How trails and wilderness led Krysten Koehn back to the natural beauty of Colorado.
“As days became weeks, I kept questioning how I would ever be able to leave.”
After close to two decades living and working in northern Europe, artist and adventurer Krysten Koehn has recently returned to Colorado where weekends are now spent rediscovering a physical relationship with the landscape of her childhood. Lacing up her favourite pair of Quoc shoes, she explores the endless gravel roads that criss-cross the region—the tracks left by her bike tyres marking an emotional reconnection that has led to Krysten re-evaluating her sense of place and ultimately to her homecoming.
Sandwiched between a return to the Netherlands after working as an art teacher in Hamburg, I had a bike-packing trip through Slovenia to look forward to over the summer holidays. But an accident while out riding led to a badly broken hand and a change of plan.
Already having a plane ticket for a trip home to see my family in Colorado, it made sense to make my recovery where help and support were available. So I swapped the flat, grey Dutch landscape for the mountain ranges of my youth.
I hadn't seen my family in person for three years. We’d regularly talk online but our conversations were always framed by a screen and arranged around our disparate time zones. The plan was to stay for five weeks before returning to Europe to take up my new teaching job and with my hand still in a plaster cast and unable to ride, I went out hiking in the mountains.
Maybe it takes a stark contrast to unlock your understanding of a place because it soon dawned on me how I’d underestimated the incredible beauty of Colorado. I’d spent so long living in a wet and windy Amsterdam - which at the time I loved - that I’d forgotten what it was like to have the sun shine over 300 days a year and the mountains right on your doorstep.
As days became weeks, I kept questioning how I would ever be able to leave. Feelings exacerbated by a previous sense of being trapped in Europe with restrictions imposed due to the pandemic—the worry that I might possibly be unable to travel home if a family member got sick or if there was a similar emergency.
The contrast between these concerns and the sense of freedom I was enjoying on my return was seismic. Spending time surrounded by all this natural beauty - taken for granted when I was a teenager - led to a nagging feeling of wanting to stay.

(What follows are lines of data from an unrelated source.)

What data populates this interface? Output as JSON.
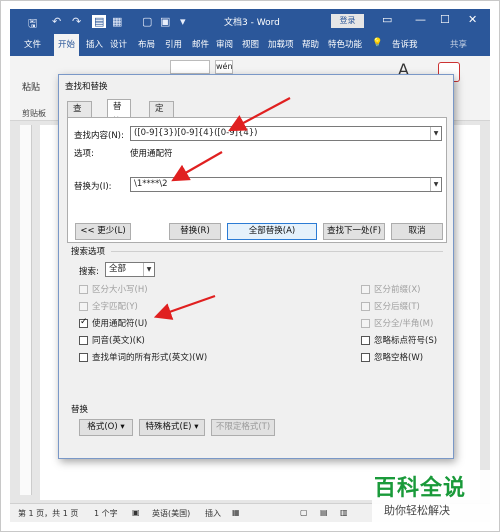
{
  "window": {
    "title": "文档3 - Word",
    "login": "登录",
    "min": "—",
    "restore": "☐",
    "close": "✕"
  },
  "ribbon": {
    "tabs": [
      "文件",
      "开始",
      "插入",
      "设计",
      "布局",
      "引用",
      "邮件",
      "审阅",
      "视图",
      "加载项",
      "帮助",
      "特色功能"
    ],
    "active_tab": "开始",
    "tell_me": "告诉我",
    "share": "共享",
    "paste": "粘贴",
    "clipboard": "剪贴板",
    "wen": "wén"
  },
  "dialog": {
    "title": "查找和替换",
    "tabs": [
      "查找(D)",
      "替换(P)",
      "定位(G)"
    ],
    "find_label": "查找内容(N):",
    "find_value": "([0-9]{3})[0-9]{4}([0-9]{4})",
    "options_label": "选项:",
    "options_value": "使用通配符",
    "replace_label": "替换为(I):",
    "replace_value": "\\1****\\2",
    "buttons": {
      "less": "<< 更少(L)",
      "replace": "替换(R)",
      "replace_all": "全部替换(A)",
      "find_next": "查找下一处(F)",
      "cancel": "取消"
    },
    "search_options_title": "搜索选项",
    "search_label": "搜索:",
    "search_value": "全部",
    "left_options": [
      {
        "label": "区分大小写(H)",
        "checked": false,
        "enabled": false
      },
      {
        "label": "全字匹配(Y)",
        "checked": false,
        "enabled": false
      },
      {
        "label": "使用通配符(U)",
        "checked": true,
        "enabled": true
      },
      {
        "label": "同音(英文)(K)",
        "checked": false,
        "enabled": true
      },
      {
        "label": "查找单词的所有形式(英文)(W)",
        "checked": false,
        "enabled": true
      }
    ],
    "right_options": [
      {
        "label": "区分前缀(X)",
        "checked": false,
        "enabled": false
      },
      {
        "label": "区分后缀(T)",
        "checked": false,
        "enabled": false
      },
      {
        "label": "区分全/半角(M)",
        "checked": false,
        "enabled": false
      },
      {
        "label": "忽略标点符号(S)",
        "checked": false,
        "enabled": true
      },
      {
        "label": "忽略空格(W)",
        "checked": false,
        "enabled": true
      }
    ],
    "replace_section_title": "替换",
    "format_button": "格式(O) ▾",
    "special_button": "特殊格式(E) ▾",
    "no_format_button": "不限定格式(T)"
  },
  "statusbar": {
    "page": "第 1 页，共 1 页",
    "words": "1 个字",
    "lang": "英语(美国)",
    "insert": "插入"
  },
  "watermark": {
    "main": "百科全说",
    "sub": "助你轻松解决"
  },
  "colors": {
    "word_blue": "#2b579a",
    "arrow_red": "#e02020",
    "watermark_green": "#1a9a3a"
  }
}
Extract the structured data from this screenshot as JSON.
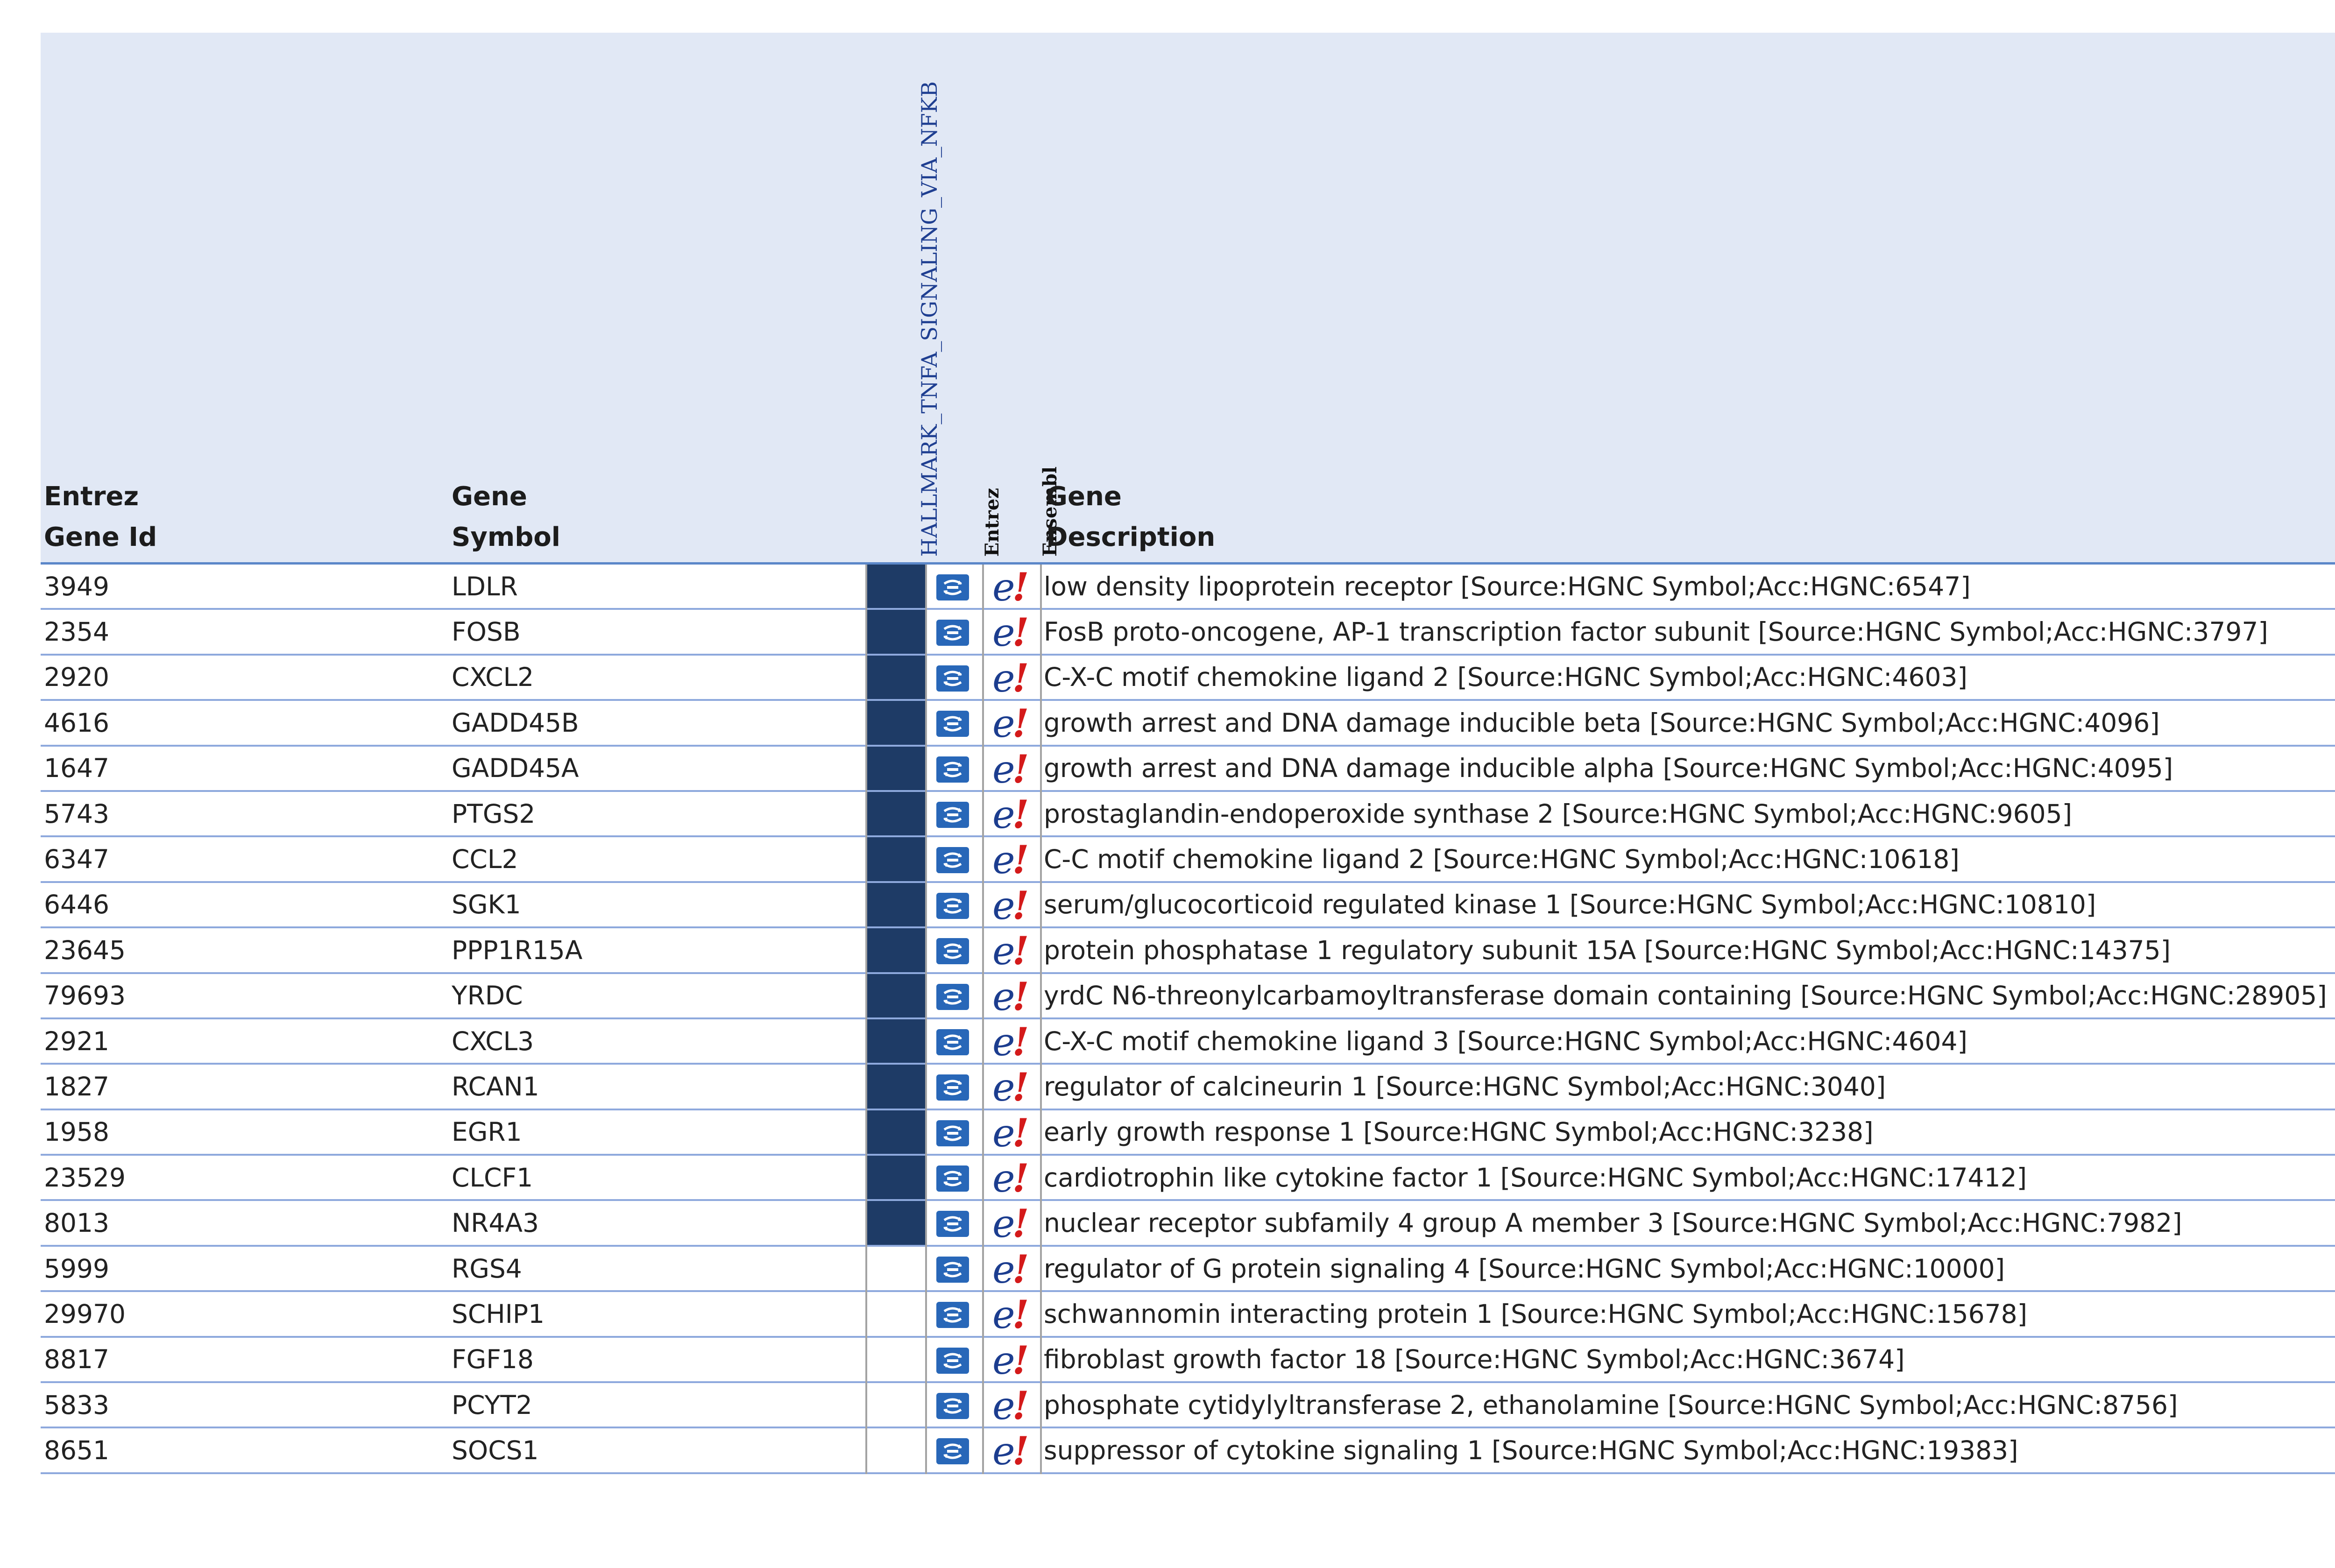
{
  "table": {
    "headers": {
      "entrez_line1": "Entrez",
      "entrez_line2": "Gene Id",
      "symbol_line1": "Gene",
      "symbol_line2": "Symbol",
      "geneset": "HALLMARK_TNFA_SIGNALING_VIA_NFKB",
      "entrez_link": "Entrez",
      "ensembl_link": "Ensembl",
      "desc_line1": "Gene",
      "desc_line2": "Description"
    },
    "rows": [
      {
        "id": "3949",
        "symbol": "LDLR",
        "in_set": true,
        "desc": "low density lipoprotein receptor [Source:HGNC Symbol;Acc:HGNC:6547]"
      },
      {
        "id": "2354",
        "symbol": "FOSB",
        "in_set": true,
        "desc": "FosB proto-oncogene, AP-1 transcription factor subunit [Source:HGNC Symbol;Acc:HGNC:3797]"
      },
      {
        "id": "2920",
        "symbol": "CXCL2",
        "in_set": true,
        "desc": "C-X-C motif chemokine ligand 2 [Source:HGNC Symbol;Acc:HGNC:4603]"
      },
      {
        "id": "4616",
        "symbol": "GADD45B",
        "in_set": true,
        "desc": "growth arrest and DNA damage inducible beta [Source:HGNC Symbol;Acc:HGNC:4096]"
      },
      {
        "id": "1647",
        "symbol": "GADD45A",
        "in_set": true,
        "desc": "growth arrest and DNA damage inducible alpha [Source:HGNC Symbol;Acc:HGNC:4095]"
      },
      {
        "id": "5743",
        "symbol": "PTGS2",
        "in_set": true,
        "desc": "prostaglandin-endoperoxide synthase 2 [Source:HGNC Symbol;Acc:HGNC:9605]"
      },
      {
        "id": "6347",
        "symbol": "CCL2",
        "in_set": true,
        "desc": "C-C motif chemokine ligand 2 [Source:HGNC Symbol;Acc:HGNC:10618]"
      },
      {
        "id": "6446",
        "symbol": "SGK1",
        "in_set": true,
        "desc": "serum/glucocorticoid regulated kinase 1 [Source:HGNC Symbol;Acc:HGNC:10810]"
      },
      {
        "id": "23645",
        "symbol": "PPP1R15A",
        "in_set": true,
        "desc": "protein phosphatase 1 regulatory subunit 15A [Source:HGNC Symbol;Acc:HGNC:14375]"
      },
      {
        "id": "79693",
        "symbol": "YRDC",
        "in_set": true,
        "desc": "yrdC N6-threonylcarbamoyltransferase domain containing [Source:HGNC Symbol;Acc:HGNC:28905]"
      },
      {
        "id": "2921",
        "symbol": "CXCL3",
        "in_set": true,
        "desc": "C-X-C motif chemokine ligand 3 [Source:HGNC Symbol;Acc:HGNC:4604]"
      },
      {
        "id": "1827",
        "symbol": "RCAN1",
        "in_set": true,
        "desc": "regulator of calcineurin 1 [Source:HGNC Symbol;Acc:HGNC:3040]"
      },
      {
        "id": "1958",
        "symbol": "EGR1",
        "in_set": true,
        "desc": "early growth response 1 [Source:HGNC Symbol;Acc:HGNC:3238]"
      },
      {
        "id": "23529",
        "symbol": "CLCF1",
        "in_set": true,
        "desc": "cardiotrophin like cytokine factor 1 [Source:HGNC Symbol;Acc:HGNC:17412]"
      },
      {
        "id": "8013",
        "symbol": "NR4A3",
        "in_set": true,
        "desc": "nuclear receptor subfamily 4 group A member 3 [Source:HGNC Symbol;Acc:HGNC:7982]"
      },
      {
        "id": "5999",
        "symbol": "RGS4",
        "in_set": false,
        "desc": "regulator of G protein signaling 4 [Source:HGNC Symbol;Acc:HGNC:10000]"
      },
      {
        "id": "29970",
        "symbol": "SCHIP1",
        "in_set": false,
        "desc": "schwannomin interacting protein 1 [Source:HGNC Symbol;Acc:HGNC:15678]"
      },
      {
        "id": "8817",
        "symbol": "FGF18",
        "in_set": false,
        "desc": "fibroblast growth factor 18 [Source:HGNC Symbol;Acc:HGNC:3674]"
      },
      {
        "id": "5833",
        "symbol": "PCYT2",
        "in_set": false,
        "desc": "phosphate cytidylyltransferase 2, ethanolamine [Source:HGNC Symbol;Acc:HGNC:8756]"
      },
      {
        "id": "8651",
        "symbol": "SOCS1",
        "in_set": false,
        "desc": "suppressor of cytokine signaling 1 [Source:HGNC Symbol;Acc:HGNC:19383]"
      }
    ]
  },
  "icons": {
    "entrez": "entrez-link-icon",
    "ensembl": "ensembl-link-icon",
    "ensembl_glyph": "e",
    "ensembl_mark": "!"
  },
  "colors": {
    "header_bg": "#e1e8f5",
    "set_member_fill": "#1e3b66",
    "row_border": "#8ea9dd",
    "entrez_icon": "#2867b8",
    "ensembl_e": "#1c3d8f",
    "ensembl_mark": "#d41a1a"
  }
}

Even so, it was having my family around me that ultimately pushed me to make a decision. It's so different being able to touch someone and interact face to face than it is to communicate over thousands of kilometres via the pixels on a screen. Being with my Mom - going out hiking and cooking together - was allowing us both to truly connect. That extra level of affection that comes from giving someone a hug or sitting down to dinner at the same table.
This crescendo of emotion eventually translated into a search for jobs. I found an opening surprisingly quickly and the decision was made. I was staying.
With this now settled, I turned right around and took my original flight back in order to sort out my affairs in the Netherlands. I was there for four days and one of those was spent in a storage unit getting rid of two-thirds of everything I own— not an easy task considering I had already trimmed it down to the bare essentials. The other days saw me running around taking care of all the bureaucratic demands of bank accounts and rental contracts before driving to Germany to a friend's house to pick up my bikes. Nobody was there so I slept in an empty house before returning to Amsterdam the next morning.
Crossing the Atlantic as a returning resident rather than a temporary visitor, my mind could now begin to assimilate the physicality of this place I was calling home. With my hand finally healed, I could once again use my bike to build this sense of belonging.
Exploring the mountain ranges and wooded valleys over the weekends, it feels like I’m drawing a line on the landscape—the bike an extension of my body and the primary tool of my artistic practice. With the trees ablaze with autumn colours and the sky a clear crystal blue, my routes are too extreme to travel by car and too remote to reach by foot. And journeying at such an intimate level offers a sense of joy that my heart can barely contain.
Riding to a certain point and setting up camp - making a little home out in the wilderness - has definitely been part of my process of assimilation. I've been away for so long that America still feels foreign to me and spending time in the mountains helps to buffer any sense of unfamiliarity. This might sound a little melodramatic but you have to work with nature in order to survive—these little negotiations in order to eat, sleep and stay safe after using your body to travel from point A to point B. And then, glancing back, you leave a place as if nobody has ever been there—as if you simply do not matter. A freeing thought when life is so exhaustingly self-centric.
Riding these trails, my mind free to wander, I feel like a puzzle piece that once fitted in neatly to a bigger picture. Now that I've returned with my edges a little roughened from the passage of time, rather than just slotting in easily with all the other pieces, I’m having to reconstruct the picture to make it whole. And in doing so - my bike and I journeying together across this beautiful landscape - I really feel that it will be the right fit.
Words by Krysten Koehn as told to by Chris Hargreaves